| WHAT THIS TASK INVOLVES |
The answer must be every line below that contains the string "Terminal".

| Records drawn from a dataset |
------------------------------------------------------------

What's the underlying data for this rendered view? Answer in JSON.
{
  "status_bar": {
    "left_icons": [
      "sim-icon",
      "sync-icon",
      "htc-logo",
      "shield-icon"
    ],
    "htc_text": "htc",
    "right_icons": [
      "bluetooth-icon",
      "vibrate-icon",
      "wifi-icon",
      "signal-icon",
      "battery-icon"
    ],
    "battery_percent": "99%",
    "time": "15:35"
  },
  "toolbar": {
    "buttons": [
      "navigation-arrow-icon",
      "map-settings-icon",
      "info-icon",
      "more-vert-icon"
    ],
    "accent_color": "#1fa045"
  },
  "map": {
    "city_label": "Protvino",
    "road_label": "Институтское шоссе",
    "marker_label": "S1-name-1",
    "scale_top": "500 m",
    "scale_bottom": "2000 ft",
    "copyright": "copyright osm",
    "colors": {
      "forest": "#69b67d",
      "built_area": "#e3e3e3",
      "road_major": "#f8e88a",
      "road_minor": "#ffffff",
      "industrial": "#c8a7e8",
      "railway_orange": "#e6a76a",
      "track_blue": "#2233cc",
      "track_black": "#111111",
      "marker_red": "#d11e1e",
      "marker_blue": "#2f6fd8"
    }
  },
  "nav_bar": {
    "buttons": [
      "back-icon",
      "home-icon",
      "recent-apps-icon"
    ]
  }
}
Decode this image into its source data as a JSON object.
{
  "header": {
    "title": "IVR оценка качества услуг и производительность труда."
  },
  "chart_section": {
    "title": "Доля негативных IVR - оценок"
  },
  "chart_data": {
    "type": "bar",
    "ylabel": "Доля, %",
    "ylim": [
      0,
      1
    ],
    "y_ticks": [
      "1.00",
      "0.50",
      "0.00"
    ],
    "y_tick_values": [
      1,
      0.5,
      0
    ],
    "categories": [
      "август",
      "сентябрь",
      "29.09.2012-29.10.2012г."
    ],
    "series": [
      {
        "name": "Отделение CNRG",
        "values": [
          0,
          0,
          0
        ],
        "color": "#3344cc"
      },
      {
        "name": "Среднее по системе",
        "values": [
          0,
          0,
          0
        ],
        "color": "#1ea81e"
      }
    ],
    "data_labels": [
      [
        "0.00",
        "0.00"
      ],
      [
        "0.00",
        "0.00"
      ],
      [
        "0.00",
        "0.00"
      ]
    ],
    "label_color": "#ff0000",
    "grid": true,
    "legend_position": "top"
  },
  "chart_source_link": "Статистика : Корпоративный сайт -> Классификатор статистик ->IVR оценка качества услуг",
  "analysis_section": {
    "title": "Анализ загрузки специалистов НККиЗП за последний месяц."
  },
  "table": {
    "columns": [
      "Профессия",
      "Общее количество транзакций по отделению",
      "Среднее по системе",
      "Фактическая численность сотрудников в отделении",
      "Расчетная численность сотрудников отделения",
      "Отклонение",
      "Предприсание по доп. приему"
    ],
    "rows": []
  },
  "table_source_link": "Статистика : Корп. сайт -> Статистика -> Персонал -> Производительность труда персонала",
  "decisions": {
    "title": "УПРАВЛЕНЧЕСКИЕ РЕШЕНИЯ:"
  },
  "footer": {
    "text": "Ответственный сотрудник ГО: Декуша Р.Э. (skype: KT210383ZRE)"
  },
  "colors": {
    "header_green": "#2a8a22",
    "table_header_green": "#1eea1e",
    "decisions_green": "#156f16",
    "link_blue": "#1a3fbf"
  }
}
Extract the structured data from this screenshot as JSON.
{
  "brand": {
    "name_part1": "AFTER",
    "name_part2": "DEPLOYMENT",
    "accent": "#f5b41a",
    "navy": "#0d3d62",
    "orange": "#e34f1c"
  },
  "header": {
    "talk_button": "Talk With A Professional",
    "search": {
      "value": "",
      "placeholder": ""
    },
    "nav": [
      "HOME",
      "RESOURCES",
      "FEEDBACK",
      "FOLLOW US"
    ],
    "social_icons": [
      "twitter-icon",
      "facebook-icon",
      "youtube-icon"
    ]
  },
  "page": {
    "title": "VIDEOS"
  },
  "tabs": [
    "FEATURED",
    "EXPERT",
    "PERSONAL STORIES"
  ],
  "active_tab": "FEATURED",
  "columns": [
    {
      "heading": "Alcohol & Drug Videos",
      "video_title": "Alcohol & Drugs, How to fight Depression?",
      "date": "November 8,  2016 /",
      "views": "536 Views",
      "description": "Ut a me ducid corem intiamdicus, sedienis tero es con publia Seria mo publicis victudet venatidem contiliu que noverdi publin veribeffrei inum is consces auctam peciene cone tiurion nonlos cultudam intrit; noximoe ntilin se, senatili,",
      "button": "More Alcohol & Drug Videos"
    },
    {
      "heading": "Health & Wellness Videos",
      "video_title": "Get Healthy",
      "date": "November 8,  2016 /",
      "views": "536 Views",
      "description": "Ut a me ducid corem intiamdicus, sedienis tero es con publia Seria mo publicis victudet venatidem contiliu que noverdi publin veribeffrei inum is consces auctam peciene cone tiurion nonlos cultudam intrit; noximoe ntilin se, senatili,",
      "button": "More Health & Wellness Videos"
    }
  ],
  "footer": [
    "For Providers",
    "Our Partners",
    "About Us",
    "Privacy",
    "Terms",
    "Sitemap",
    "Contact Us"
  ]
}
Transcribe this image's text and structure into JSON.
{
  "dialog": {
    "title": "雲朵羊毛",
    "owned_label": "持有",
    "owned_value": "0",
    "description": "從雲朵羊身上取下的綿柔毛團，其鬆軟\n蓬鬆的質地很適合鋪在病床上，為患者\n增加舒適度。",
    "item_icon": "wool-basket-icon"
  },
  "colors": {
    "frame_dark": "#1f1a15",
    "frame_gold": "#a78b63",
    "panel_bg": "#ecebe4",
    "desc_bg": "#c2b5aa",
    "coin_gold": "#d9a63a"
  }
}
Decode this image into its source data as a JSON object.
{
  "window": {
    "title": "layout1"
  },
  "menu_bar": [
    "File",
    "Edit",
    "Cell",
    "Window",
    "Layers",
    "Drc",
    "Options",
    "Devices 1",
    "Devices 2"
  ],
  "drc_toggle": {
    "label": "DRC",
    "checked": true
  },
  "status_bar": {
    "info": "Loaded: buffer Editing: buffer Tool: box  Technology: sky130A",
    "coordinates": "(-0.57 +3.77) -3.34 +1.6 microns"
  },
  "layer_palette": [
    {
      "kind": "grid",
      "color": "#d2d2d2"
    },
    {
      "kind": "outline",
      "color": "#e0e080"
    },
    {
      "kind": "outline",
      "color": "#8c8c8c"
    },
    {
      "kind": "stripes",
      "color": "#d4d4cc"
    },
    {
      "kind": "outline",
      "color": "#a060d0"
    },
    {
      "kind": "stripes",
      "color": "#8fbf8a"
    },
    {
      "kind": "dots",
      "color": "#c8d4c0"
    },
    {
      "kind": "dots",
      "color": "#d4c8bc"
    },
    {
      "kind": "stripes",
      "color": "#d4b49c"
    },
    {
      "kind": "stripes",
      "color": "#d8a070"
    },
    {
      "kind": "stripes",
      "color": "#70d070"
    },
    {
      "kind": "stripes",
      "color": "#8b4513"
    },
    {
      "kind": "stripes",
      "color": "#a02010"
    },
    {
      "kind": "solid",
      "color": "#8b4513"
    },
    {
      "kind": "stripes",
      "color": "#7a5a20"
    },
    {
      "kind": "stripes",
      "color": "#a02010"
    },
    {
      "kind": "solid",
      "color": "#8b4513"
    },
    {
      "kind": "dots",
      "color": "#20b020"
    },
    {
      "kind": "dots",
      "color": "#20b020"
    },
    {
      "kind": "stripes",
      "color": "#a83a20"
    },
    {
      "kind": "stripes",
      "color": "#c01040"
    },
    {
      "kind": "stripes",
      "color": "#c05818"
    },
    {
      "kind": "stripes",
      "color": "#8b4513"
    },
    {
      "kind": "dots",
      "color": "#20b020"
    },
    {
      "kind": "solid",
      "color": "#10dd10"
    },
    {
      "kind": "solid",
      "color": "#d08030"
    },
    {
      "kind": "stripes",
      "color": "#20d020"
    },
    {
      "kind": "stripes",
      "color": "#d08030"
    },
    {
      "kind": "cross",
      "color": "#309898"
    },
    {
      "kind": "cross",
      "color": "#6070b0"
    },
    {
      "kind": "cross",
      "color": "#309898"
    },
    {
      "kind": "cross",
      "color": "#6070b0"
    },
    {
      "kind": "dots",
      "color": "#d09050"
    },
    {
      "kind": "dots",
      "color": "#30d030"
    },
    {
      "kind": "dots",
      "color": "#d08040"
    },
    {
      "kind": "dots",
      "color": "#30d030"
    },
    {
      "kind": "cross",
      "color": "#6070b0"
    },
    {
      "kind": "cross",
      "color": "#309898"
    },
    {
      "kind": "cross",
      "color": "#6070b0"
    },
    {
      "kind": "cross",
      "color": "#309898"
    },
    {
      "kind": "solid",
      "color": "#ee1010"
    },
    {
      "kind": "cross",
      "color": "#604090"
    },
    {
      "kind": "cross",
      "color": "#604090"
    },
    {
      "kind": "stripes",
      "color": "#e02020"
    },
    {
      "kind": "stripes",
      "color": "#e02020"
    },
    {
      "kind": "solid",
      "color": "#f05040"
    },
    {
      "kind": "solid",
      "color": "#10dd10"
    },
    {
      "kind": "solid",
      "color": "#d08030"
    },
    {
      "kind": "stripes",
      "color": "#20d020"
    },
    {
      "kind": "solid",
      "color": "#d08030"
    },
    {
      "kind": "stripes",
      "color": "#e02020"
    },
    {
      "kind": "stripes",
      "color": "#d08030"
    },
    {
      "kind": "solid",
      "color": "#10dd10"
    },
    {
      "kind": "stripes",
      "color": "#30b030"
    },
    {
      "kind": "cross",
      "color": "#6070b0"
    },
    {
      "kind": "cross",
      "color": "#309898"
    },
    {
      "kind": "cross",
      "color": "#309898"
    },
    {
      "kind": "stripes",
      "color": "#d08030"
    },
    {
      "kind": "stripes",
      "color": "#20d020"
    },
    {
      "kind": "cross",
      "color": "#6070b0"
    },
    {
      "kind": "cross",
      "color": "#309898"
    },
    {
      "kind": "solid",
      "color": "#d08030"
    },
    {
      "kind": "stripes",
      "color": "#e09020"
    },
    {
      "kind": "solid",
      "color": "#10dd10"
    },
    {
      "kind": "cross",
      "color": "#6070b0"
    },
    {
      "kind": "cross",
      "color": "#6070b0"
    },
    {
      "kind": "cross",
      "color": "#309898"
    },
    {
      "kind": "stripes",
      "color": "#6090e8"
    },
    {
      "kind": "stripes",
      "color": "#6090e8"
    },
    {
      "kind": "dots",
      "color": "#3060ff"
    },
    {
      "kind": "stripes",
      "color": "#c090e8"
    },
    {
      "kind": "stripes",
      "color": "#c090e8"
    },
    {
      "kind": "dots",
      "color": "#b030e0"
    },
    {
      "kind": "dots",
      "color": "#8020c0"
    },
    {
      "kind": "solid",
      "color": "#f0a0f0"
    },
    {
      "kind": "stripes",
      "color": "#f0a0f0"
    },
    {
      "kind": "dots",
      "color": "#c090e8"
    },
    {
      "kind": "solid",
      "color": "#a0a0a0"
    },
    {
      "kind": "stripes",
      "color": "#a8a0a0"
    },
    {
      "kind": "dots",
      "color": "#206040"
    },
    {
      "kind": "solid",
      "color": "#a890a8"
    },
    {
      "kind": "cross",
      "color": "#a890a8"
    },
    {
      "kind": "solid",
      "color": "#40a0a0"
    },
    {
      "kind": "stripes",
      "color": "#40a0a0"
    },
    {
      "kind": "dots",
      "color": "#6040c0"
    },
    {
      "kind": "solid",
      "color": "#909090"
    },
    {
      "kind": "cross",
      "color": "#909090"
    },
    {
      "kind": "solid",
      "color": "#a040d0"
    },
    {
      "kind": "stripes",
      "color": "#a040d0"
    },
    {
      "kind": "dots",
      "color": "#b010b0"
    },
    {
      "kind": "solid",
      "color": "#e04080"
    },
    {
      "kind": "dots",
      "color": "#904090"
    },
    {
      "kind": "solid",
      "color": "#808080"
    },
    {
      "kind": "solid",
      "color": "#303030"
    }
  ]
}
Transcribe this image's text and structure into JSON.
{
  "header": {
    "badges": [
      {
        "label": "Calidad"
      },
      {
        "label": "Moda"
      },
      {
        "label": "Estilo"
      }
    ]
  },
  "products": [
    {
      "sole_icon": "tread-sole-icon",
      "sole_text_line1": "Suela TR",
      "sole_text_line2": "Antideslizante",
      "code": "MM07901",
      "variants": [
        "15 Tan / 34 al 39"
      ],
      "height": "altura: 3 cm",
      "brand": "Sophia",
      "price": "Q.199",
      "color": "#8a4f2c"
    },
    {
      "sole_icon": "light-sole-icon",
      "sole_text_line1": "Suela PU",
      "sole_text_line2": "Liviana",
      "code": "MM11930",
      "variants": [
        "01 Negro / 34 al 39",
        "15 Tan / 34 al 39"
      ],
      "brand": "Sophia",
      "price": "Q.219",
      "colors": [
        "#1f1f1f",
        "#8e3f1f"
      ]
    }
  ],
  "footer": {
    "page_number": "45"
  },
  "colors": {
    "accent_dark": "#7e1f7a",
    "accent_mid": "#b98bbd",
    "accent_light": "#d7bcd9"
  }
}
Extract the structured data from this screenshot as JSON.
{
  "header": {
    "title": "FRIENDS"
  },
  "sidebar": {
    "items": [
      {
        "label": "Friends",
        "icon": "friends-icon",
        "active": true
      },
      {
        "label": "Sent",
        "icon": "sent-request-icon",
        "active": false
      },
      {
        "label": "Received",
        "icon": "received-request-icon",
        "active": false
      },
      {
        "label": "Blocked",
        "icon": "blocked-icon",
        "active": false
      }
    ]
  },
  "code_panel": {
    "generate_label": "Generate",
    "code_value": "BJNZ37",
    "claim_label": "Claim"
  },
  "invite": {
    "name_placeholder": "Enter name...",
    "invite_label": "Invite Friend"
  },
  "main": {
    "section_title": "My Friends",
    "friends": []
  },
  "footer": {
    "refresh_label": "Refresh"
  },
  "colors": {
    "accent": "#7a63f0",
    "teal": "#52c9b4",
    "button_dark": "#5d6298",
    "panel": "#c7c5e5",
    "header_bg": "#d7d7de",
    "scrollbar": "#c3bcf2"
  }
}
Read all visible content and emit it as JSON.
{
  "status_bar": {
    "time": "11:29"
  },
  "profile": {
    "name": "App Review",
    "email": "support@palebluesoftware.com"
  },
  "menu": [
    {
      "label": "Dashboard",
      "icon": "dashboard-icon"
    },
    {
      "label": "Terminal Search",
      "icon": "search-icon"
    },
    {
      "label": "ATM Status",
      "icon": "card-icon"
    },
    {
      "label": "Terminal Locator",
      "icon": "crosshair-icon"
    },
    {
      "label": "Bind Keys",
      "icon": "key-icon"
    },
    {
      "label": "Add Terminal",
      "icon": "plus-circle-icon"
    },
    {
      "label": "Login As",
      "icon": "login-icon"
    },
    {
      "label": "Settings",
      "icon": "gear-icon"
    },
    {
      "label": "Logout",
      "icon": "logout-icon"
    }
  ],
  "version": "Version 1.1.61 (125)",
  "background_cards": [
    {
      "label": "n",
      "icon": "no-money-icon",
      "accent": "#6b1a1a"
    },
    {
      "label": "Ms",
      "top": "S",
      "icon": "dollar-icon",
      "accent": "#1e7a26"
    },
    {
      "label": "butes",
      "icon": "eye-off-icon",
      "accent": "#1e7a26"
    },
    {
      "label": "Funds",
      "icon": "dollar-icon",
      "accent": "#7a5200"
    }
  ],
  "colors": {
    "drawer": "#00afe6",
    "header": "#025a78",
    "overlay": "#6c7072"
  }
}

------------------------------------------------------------

| ANSWER SECTION |
      "label": "Terminal Search",
      "label": "Terminal Locator",
      "label": "Add Terminal",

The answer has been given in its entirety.